■ **DATA TO USE**
▼
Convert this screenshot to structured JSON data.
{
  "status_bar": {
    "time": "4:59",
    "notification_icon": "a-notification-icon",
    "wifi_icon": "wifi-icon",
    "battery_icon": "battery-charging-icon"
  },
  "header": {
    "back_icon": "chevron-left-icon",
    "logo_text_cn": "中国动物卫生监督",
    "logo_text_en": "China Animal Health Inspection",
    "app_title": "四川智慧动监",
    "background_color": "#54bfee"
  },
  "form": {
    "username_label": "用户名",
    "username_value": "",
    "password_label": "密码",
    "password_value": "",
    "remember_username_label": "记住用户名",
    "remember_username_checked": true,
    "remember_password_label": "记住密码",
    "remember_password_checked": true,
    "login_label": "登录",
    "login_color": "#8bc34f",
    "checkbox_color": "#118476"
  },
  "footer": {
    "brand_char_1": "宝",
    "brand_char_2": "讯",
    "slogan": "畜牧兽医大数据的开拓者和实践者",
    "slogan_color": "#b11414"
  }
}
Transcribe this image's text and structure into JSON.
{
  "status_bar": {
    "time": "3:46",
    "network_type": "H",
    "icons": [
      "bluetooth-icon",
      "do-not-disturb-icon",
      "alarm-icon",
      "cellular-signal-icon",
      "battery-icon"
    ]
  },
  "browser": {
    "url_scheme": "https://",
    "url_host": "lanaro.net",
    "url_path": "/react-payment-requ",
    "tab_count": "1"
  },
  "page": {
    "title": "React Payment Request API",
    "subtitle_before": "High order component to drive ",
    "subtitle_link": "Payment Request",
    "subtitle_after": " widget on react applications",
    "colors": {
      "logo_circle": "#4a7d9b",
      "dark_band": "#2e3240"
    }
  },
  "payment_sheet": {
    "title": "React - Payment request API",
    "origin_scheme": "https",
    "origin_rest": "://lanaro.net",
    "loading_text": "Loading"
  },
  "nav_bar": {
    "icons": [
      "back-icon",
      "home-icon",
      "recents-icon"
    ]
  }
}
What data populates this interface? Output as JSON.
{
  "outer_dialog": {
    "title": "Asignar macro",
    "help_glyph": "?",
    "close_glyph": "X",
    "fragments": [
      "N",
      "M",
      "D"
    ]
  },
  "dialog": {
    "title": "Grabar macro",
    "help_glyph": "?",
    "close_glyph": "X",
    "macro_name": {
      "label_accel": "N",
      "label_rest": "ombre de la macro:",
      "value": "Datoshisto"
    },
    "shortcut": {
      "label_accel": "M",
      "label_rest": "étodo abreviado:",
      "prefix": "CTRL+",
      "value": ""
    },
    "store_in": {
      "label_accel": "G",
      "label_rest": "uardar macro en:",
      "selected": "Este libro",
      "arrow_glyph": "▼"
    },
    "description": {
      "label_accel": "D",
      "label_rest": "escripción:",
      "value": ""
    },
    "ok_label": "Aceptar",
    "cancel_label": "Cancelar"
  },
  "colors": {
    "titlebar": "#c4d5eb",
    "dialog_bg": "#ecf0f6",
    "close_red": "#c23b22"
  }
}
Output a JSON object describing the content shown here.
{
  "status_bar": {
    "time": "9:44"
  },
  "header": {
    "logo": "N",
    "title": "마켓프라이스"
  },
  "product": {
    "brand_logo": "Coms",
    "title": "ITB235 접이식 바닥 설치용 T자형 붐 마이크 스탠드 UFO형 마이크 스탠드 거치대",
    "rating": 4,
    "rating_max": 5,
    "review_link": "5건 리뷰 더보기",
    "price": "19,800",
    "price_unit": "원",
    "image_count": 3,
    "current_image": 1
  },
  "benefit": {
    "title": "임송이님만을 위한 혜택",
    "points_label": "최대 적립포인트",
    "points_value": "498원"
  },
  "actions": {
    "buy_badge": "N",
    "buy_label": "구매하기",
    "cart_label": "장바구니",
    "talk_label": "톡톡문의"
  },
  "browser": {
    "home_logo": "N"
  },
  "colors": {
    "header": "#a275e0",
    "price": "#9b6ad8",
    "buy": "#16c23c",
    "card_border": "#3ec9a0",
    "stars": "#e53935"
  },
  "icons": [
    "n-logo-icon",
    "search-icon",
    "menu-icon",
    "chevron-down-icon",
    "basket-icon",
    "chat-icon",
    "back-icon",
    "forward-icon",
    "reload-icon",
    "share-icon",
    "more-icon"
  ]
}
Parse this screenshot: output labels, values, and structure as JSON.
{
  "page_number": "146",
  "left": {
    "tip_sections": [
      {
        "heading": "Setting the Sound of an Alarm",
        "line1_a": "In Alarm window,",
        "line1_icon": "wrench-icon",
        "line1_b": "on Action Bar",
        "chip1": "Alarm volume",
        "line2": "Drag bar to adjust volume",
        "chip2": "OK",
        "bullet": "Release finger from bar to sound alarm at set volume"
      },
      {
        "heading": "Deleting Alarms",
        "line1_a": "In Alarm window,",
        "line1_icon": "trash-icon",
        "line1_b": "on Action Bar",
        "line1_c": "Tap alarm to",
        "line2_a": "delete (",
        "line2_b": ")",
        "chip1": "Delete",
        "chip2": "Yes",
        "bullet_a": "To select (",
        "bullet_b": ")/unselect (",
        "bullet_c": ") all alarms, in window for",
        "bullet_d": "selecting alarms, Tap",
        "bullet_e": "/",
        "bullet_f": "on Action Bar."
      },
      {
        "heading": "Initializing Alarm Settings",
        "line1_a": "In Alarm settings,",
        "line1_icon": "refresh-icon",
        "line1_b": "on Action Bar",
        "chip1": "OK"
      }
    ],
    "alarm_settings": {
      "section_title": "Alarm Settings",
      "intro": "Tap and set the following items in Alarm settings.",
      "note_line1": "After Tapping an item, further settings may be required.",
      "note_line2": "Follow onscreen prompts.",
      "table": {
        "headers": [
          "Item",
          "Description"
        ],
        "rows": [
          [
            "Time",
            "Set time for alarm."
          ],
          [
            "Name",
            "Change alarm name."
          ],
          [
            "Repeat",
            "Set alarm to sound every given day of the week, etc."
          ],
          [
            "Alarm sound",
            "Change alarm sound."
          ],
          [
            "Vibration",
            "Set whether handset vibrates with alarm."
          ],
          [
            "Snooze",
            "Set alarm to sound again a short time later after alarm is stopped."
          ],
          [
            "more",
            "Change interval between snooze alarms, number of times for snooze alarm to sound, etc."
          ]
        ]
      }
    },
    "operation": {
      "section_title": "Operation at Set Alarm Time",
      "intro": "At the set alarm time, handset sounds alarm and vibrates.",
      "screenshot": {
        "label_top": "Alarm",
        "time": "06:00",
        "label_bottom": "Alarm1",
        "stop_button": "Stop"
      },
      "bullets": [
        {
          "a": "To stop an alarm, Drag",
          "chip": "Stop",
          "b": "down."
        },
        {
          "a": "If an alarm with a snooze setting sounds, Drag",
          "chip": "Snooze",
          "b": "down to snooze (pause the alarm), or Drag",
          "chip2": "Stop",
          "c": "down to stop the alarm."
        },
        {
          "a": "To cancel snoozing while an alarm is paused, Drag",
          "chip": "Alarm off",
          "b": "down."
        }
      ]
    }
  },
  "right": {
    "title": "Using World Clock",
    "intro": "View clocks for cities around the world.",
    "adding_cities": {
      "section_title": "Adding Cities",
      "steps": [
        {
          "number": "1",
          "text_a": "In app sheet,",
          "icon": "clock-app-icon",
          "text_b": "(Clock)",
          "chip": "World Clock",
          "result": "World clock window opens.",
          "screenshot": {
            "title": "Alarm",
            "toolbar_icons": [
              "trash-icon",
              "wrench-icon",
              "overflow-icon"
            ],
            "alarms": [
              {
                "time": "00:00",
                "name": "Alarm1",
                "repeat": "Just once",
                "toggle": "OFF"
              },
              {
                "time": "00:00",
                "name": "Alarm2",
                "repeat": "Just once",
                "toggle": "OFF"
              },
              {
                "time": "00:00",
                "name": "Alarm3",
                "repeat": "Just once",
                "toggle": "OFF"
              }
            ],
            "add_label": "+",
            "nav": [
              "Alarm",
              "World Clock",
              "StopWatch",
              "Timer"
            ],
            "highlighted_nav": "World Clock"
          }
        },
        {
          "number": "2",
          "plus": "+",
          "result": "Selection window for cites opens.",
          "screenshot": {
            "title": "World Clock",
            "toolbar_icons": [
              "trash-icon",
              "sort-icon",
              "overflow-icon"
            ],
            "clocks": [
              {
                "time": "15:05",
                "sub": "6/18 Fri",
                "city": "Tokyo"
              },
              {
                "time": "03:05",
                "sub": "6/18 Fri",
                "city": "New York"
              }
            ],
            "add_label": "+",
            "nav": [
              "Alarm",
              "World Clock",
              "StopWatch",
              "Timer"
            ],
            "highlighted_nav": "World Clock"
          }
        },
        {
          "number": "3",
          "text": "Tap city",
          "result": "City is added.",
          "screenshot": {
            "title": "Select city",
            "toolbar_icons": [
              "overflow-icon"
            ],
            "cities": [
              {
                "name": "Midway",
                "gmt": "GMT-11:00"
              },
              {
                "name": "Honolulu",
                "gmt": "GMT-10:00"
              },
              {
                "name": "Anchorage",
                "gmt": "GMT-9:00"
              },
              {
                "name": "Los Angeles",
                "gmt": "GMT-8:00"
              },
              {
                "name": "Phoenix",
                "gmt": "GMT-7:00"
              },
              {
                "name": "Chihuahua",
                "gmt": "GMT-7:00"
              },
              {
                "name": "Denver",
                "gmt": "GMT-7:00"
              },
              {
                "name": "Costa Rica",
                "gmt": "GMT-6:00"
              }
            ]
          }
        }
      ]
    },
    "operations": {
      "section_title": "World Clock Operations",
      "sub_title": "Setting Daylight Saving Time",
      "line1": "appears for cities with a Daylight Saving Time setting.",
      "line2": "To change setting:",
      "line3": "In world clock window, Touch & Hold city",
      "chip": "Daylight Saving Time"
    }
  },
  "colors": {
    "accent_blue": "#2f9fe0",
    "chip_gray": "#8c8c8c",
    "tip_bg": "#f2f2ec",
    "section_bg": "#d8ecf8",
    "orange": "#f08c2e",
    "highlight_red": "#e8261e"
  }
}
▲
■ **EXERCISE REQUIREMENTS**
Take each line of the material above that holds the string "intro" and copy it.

■ **RESPONSE TO THIS EXERCISE**
      "intro": "Tap and set the following items in Alarm settings.",
      "intro": "At the set alarm time, handset sounds alarm and vibrates.",
    "intro": "View clocks for cities around the world.",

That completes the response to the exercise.